Primers that are not fully seated in their pockets (in combination with a weak firing-pin strike) are the most likely reason for misfires. A primer with its anvil not in contact with the bottom of the primer pocket requires a firing pin to use some of its force to fully seat the primer into the pocket, and not enough force remains to give the primer a solid strike.
Misfires can also occur because cases are too short at the shoulder due to excessive case sizing. As a result, a handloader may only hear the click of a falling firing pin because it did not have enough reach to give the
primer a solid hit.
In my CZ 527 Carbine, some primers failed to fire 7.62x39 cartridges. A shallow indent on the primers was the obvious cause. There was no buildup of gunk around the firing pin assembly to hinder the firing pin. It took some investigating, but I finally determined the 7.62’s low maximum average pressure of 45,000 psi did not expand cases to fill the chamber and that, together with the force of large rifle primers, caused case shoulders to be pushed back considerably.
I used a headspace gauge to measure the shoulders of factory-loaded Hornady Black 7.62x39 cartridges before and after they had been fired. The shoulders shortened .005 inch after firing. I measured the shoulders of four of the once-fired Hornady cases after they had been fired with only a Remington 9½ Large Rifle primer. The cases shortened more on the shoulder each of three times after only a primer was fired. The solution was to expand the case necks and then size down the necks until cases fit tightly in the CZ’s chamber, creating a false shoulder with a tight fit in the chamber.

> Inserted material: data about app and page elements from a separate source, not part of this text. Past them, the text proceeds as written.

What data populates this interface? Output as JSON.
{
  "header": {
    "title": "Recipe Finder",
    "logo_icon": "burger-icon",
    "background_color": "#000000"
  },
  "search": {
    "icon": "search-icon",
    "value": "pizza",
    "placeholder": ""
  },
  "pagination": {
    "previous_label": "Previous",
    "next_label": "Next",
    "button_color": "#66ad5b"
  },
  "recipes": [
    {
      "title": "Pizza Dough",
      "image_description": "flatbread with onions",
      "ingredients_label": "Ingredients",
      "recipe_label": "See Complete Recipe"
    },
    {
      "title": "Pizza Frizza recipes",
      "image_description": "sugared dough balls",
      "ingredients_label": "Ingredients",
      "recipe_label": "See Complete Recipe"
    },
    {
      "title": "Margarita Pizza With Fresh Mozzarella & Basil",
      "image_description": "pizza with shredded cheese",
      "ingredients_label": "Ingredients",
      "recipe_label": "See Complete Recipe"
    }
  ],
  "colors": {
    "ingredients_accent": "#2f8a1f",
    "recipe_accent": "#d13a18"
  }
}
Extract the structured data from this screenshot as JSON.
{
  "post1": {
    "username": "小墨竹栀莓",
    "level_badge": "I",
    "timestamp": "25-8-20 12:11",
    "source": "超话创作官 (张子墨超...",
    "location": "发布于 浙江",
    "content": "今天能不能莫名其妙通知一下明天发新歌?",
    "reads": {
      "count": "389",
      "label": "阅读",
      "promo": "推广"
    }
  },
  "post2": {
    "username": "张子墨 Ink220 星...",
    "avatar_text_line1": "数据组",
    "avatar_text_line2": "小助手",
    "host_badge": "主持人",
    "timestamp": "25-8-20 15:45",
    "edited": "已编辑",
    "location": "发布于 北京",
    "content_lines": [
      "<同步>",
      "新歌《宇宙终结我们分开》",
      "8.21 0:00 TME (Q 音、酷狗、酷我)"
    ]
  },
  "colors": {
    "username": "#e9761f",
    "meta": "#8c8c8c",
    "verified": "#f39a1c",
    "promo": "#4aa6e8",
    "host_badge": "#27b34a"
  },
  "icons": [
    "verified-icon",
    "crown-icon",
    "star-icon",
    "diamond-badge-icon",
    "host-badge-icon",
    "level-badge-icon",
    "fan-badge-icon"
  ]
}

Handloaders expect a lot from primers. Handle them with respect, select the proper one for your loads, seat them correctly and each and every primer will reliably ignite a powder charge.